Novel proteins, created from scratch with no particular design in mind, can sometimes do the work of a natural protein. The discovery may widen the toolkit of synthetic biologists trying to build bespoke organisms. There are more proteins possible than there are atoms in the universe, and yet evolution has tested only a minuscule fraction of them. No one knows whether the vast, untried space of proteins includes some that could have biological uses. Until now, most researchers assembling novel proteins have meticulously selected each amino acid building block so that the resulting protein folds precisely into a pre-planned shape that closely fits the molecules it is intended to interact with.
Proteins are the workhorses of all living creatures, fulfilling the instructions of DNA. They occur in a wide variety of complex structures and carry out all the important functions in our body and in all living organisms--digesting food, building tissue, transporting oxygen through the bloodstream, dividing cells, firing neurons, and powering muscles. Remarkably, this versatility comes from different combinations, or sequences, of just 20 amino acid molecules. How these linear sequences fold up into complex structures is just now beginning to be well understood. Even more remarkably, nature seems to have made use of only a tiny fraction of the potential protein structures available--and there are many.
Gene therapy generally relies on delivering DNA into cells along with strategies to control its expression. Synthetic messenger RNA (mRNA) is an attractive alternative gene therapy vehicle for applications that require transient protein expression, but controlling this expression remains challenging.
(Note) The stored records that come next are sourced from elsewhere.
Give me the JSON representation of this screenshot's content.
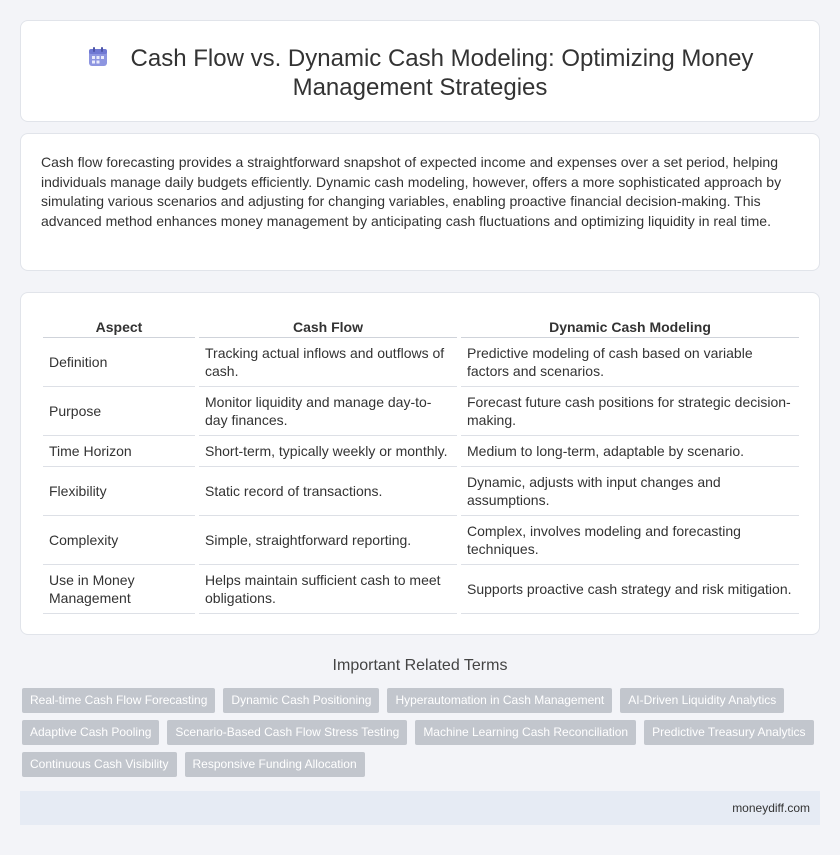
{
  "header": {
    "title": "Cash Flow vs. Dynamic Cash Modeling: Optimizing Money Management Strategies",
    "icon": "calendar-icon",
    "icon_color": "#7b83d8"
  },
  "intro": "Cash flow forecasting provides a straightforward snapshot of expected income and expenses over a set period, helping individuals manage daily budgets efficiently. Dynamic cash modeling, however, offers a more sophisticated approach by simulating various scenarios and adjusting for changing variables, enabling proactive financial decision-making. This advanced method enhances money management by anticipating cash fluctuations and optimizing liquidity in real time.",
  "table": {
    "headers": [
      "Aspect",
      "Cash Flow",
      "Dynamic Cash Modeling"
    ],
    "rows": [
      [
        "Definition",
        "Tracking actual inflows and outflows of cash.",
        "Predictive modeling of cash based on variable factors and scenarios."
      ],
      [
        "Purpose",
        "Monitor liquidity and manage day-to-day finances.",
        "Forecast future cash positions for strategic decision-making."
      ],
      [
        "Time Horizon",
        "Short-term, typically weekly or monthly.",
        "Medium to long-term, adaptable by scenario."
      ],
      [
        "Flexibility",
        "Static record of transactions.",
        "Dynamic, adjusts with input changes and assumptions."
      ],
      [
        "Complexity",
        "Simple, straightforward reporting.",
        "Complex, involves modeling and forecasting techniques."
      ],
      [
        "Use in Money Management",
        "Helps maintain sufficient cash to meet obligations.",
        "Supports proactive cash strategy and risk mitigation."
      ]
    ]
  },
  "related": {
    "heading": "Important Related Terms",
    "tags": [
      "Real-time Cash Flow Forecasting",
      "Dynamic Cash Positioning",
      "Hyperautomation in Cash Management",
      "AI-Driven Liquidity Analytics",
      "Adaptive Cash Pooling",
      "Scenario-Based Cash Flow Stress Testing",
      "Machine Learning Cash Reconciliation",
      "Predictive Treasury Analytics",
      "Continuous Cash Visibility",
      "Responsive Funding Allocation"
    ]
  },
  "footer": {
    "site": "moneydiff.com"
  }
}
One approach is to add a degradation domain to the protein, but this may compromise its proper function. Wagner et al. engineered small-molecule-responsive RNA binding proteins (RBPs) to control expression of proteins from synthetic mRNA. By regulating binding of the RBPs, they can regulate the timing and magnitude of expression of reporter proteins in engineered circuits that use either synthetic RNAs with base modifications (modRNA) designed to decrease immunogenicity or self-replicating RNAs (replicons) that give high levels of expression.
"What we are now able to demonstrate offers fantastic potential for a number of future applications, such as faster and more cost-efficient development of protein-based drugs," says Aleksej Zelezniak, Associate Professor at the Department of Biology and Biological Engineering at Chalmers. Proteins are large, complex molecules that play a crucial role in all living cells, building, modifying, and breaking down other molecules naturally inside our cells. They are also widely used in industrial processes and products, and in our daily lives. Protein-based drugs are very common--the diabetes drug insulin is one of the most prescribed. Some of the most expensive and effective cancer medicines are also protein-based, as well as the antibody formulas currently being used to treat COVID-19.
Chinese researchers say they have developed the technology to turn industrial emissions into animal feed at scale, a move that could cut the country's dependence on imported raw materials such as soybeans. The technology involves synthesizing industrial exhaust containing carbon monoxide, carbon dioxide and nitrogen into proteins using Clostridium autoethanogenum, a bacteria used to make ethanol. The news was reported this week in the state-run Science and Technology Daily. China is the top importer of soybeans, which are crushed to produce meal -- mainly to feed its pig herd, the largest globally. It buys huge volumes from countries including Brazil, Argentina and the U.S. The commodity has also been a major source of friction contributing to U.S.-China trade tensions.